The Tibetans know Macchendranath as the Mahasiddha Minapa from Abhayadana Sri’s Legends of the Eighty Four Mahasiddhas. Minapa was a Bengali fisherman who on one fateful day, hooked a giant sea creature that put up a great struggle. In the end, the creature pulled him into the ocean’s depths and swallowed him. The fisherman lived in the fish’s belly for twelve years. One day, the sea creature swam close to Mahadeva who had settled himself at the bottom of the ocean in order to teach Umadevi, his consort, a secret Dharma. Consequently, Minapa overheard the instruction and began to practice in the belly of the creature. The sea creature was eventually caught and the yogin was liberated. Minapa found that he had gained siddhi. In the Indian tradition of the siddhas, Macchendranath is also identified with the Mahasiddha Luipa, the fish-gut eater or Minapa. Unfortunately, no authoritative biographical texts survives that could tie the Indian, Tibetan and Nepali cultural traditions together to form a coherent picture. However, the identification of Rato Macchendranath as the Noble U-Gang of the Four Exalted Brothers is the closest identification of this statue.
The Noble Jamali
According to a lama of Kojarnath, the fourth of the Four Exalted Brothers is the sacred statue of the Noble Jamali. The local Newari legends attribute King Gunakamadeva with the worship of Jamali. This king was a contemporary of both King Amsuvarman and the Tibetan Emperor Songtsen Gampo.
In the Newari legends, it was mentioned that a king from the West stole the Noble Jamali. From the 10th to the 13th centuries, the Western Malla kings ruled over Kojarnath and the Noble Jamali was most likely taken hostage by one of the Malla Kings and later reclaimed by the city state kingdoms of the valley. In fact, there were other cases of sacred images being stolen by invading Tibetans in the Vamsavali. The Noble Jamali reappeared in Kathmandu during the reign of Yaksa Malla (1428-1480 CE) and it was recorded that he was found in a well or a field in Jamal, just south of the present royal palace.

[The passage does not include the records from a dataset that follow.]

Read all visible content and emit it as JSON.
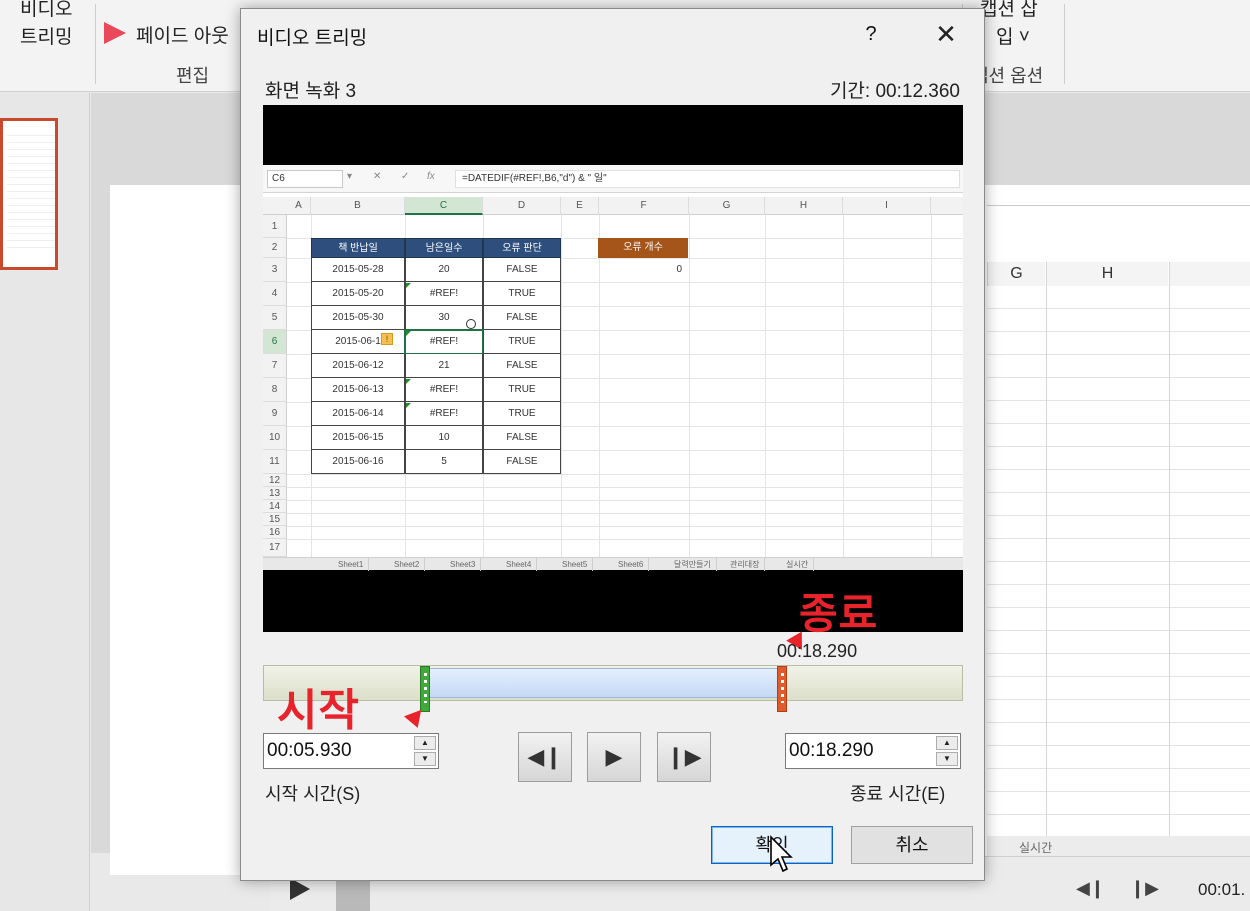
{
  "ribbon": {
    "video_label_1": "비디오",
    "video_label_2": "트리밍",
    "fade_out": "페이드 아웃",
    "edit_group": "편집",
    "caption_1": "캡션 삽",
    "caption_2": "입 ˅",
    "caption_group": "캡션 옵션"
  },
  "background": {
    "col_g": "G",
    "col_h": "H",
    "sheet_tab": "실시간",
    "time": "00:01."
  },
  "dialog": {
    "title": "비디오 트리밍",
    "help": "?",
    "close": "✕",
    "video_name": "화면 녹화 3",
    "duration": "기간: 00:12.360"
  },
  "excel": {
    "name_box": "C6",
    "formula": "=DATEDIF(#REF!,B6,\"d\") & \" 일\"",
    "columns": [
      "A",
      "B",
      "C",
      "D",
      "E",
      "F",
      "G",
      "H",
      "I"
    ],
    "rows": [
      "1",
      "2",
      "3",
      "4",
      "5",
      "6",
      "7",
      "8",
      "9",
      "10",
      "11",
      "12",
      "13",
      "14",
      "15",
      "16",
      "17"
    ],
    "headers": [
      "책 반납일",
      "남은일수",
      "오류 판단"
    ],
    "table": [
      [
        "2015-05-28",
        "20",
        "FALSE"
      ],
      [
        "2015-05-20",
        "#REF!",
        "TRUE"
      ],
      [
        "2015-05-30",
        "30",
        "FALSE"
      ],
      [
        "2015-06-1",
        "#REF!",
        "TRUE"
      ],
      [
        "2015-06-12",
        "21",
        "FALSE"
      ],
      [
        "2015-06-13",
        "#REF!",
        "TRUE"
      ],
      [
        "2015-06-14",
        "#REF!",
        "TRUE"
      ],
      [
        "2015-06-15",
        "10",
        "FALSE"
      ],
      [
        "2015-06-16",
        "5",
        "FALSE"
      ]
    ],
    "error_count_label": "오류 개수",
    "error_count_value": "0",
    "sheet_tabs": [
      "Sheet1",
      "Sheet2",
      "Sheet3",
      "Sheet4",
      "Sheet5",
      "Sheet6",
      "달력만들기",
      "관리대장",
      "실시간"
    ]
  },
  "annotations": {
    "start": "시작",
    "end": "종료",
    "color": "#e8232c"
  },
  "timeline": {
    "end_marker_label": "00:18.290",
    "selection_start_fraction": 0.23,
    "selection_end_fraction": 0.74
  },
  "controls": {
    "start_time": "00:05.930",
    "start_label": "시작 시간(S)",
    "end_time": "00:18.290",
    "end_label": "종료 시간(E)",
    "prev_frame": "◀❙",
    "play": "▶",
    "next_frame": "❙▶",
    "ok": "확인",
    "cancel": "취소"
  }
}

It was probably in Yaksa Malla’s time that Jamali was enshrined in Jana Bahal, which was officially known as Kanaka Caitya Mahavihara near Indra Chowk. The Noble Jamali is a plastered statue of Padmapani Lokesvara, white in colour. The Newars call the Noble Jamali, Jama Deo or Karunamaya Lokeswar. However, the Hindus claim that this statue is actually the patron saint of Kathmandu, Seto Macchendranath. The Noble Jamali wears the Bodhisattva crown and ornaments, and the figure of Buddha Amitabha is painted prominently in his hair. Enshrined on his right and left are the White and Green Taras. The Noble Jamali as Seto Macchendranath is honoured yearly in a religious festival in which the statue is paraded around town.
For more interesting information:
- 84 Mahasiddhas
- Avalokiteshvara, Turkey Swamp, Marc & Me
- Pilgrimage Through India & Nepal
- Nepal is the Land of Spirituality, Beauty and Mystery
- Nepal Pilgrimage Full Videos
- Why is Buddha Amitabha So Prevalent in China?
Please support us so that we can continue to bring you more Dharma:
If you are in the United States, please note that your offerings and contributions are tax deductible. ~ the tsemrinpoche.com blog team